▸ **ASSIGNMENT**: Search the data for the string "record" and extract every line where it appears.

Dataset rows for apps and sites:
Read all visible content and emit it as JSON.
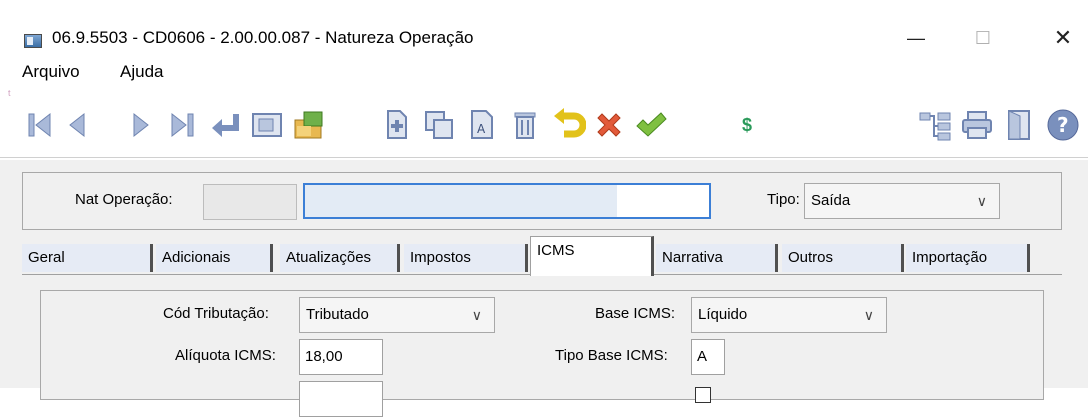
{
  "window": {
    "title": "06.9.5503 - CD0606 - 2.00.00.087 - Natureza Operação",
    "minimize": "—",
    "maximize": "☐",
    "close": "✕"
  },
  "menu": {
    "items": [
      "Arquivo",
      "Ajuda"
    ]
  },
  "toolbar": {
    "buttons": [
      {
        "icon": "first-record-icon"
      },
      {
        "icon": "previous-record-icon"
      },
      {
        "icon": "next-record-icon"
      },
      {
        "icon": "last-record-icon"
      },
      {
        "icon": "return-icon"
      },
      {
        "icon": "zoom-icon"
      },
      {
        "icon": "edit-folder-icon"
      },
      {
        "icon": "new-document-icon"
      },
      {
        "icon": "copy-icon"
      },
      {
        "icon": "rename-icon"
      },
      {
        "icon": "delete-icon"
      },
      {
        "icon": "undo-icon"
      },
      {
        "icon": "cancel-icon"
      },
      {
        "icon": "confirm-icon"
      },
      {
        "icon": "currency-icon"
      },
      {
        "icon": "tree-icon"
      },
      {
        "icon": "print-icon"
      },
      {
        "icon": "exit-icon"
      },
      {
        "icon": "help-icon"
      }
    ],
    "currency_symbol": "$",
    "help_symbol": "?"
  },
  "header": {
    "nat_operacao_label": "Nat Operação:",
    "nat_operacao_code": "",
    "nat_operacao_desc": "",
    "tipo_label": "Tipo:",
    "tipo_value": "Saída",
    "chevron": "∨"
  },
  "tabs": [
    {
      "label": "Geral",
      "active": false
    },
    {
      "label": "Adicionais",
      "active": false
    },
    {
      "label": "Atualizações",
      "active": false
    },
    {
      "label": "Impostos",
      "active": false
    },
    {
      "label": "ICMS",
      "active": true
    },
    {
      "label": "Narrativa",
      "active": false
    },
    {
      "label": "Outros",
      "active": false
    },
    {
      "label": "Importação",
      "active": false
    }
  ],
  "icms": {
    "cod_tributacao_label": "Cód Tributação:",
    "cod_tributacao_value": "Tributado",
    "aliquota_label": "Alíquota ICMS:",
    "aliquota_value": "18,00",
    "base_icms_label": "Base ICMS:",
    "base_icms_value": "Líquido",
    "tipo_base_label": "Tipo Base ICMS:",
    "tipo_base_value": "A",
    "chevron": "∨"
  },
  "colors": {
    "focus_border": "#3c7fd6",
    "panel_bg": "#f0f0f0",
    "tab_bg": "#e6ebf5"
  }
}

▸ **EXERCISE RESPONSE**:
        "icon": "first-record-icon"
        "icon": "previous-record-icon"
        "icon": "next-record-icon"
        "icon": "last-record-icon"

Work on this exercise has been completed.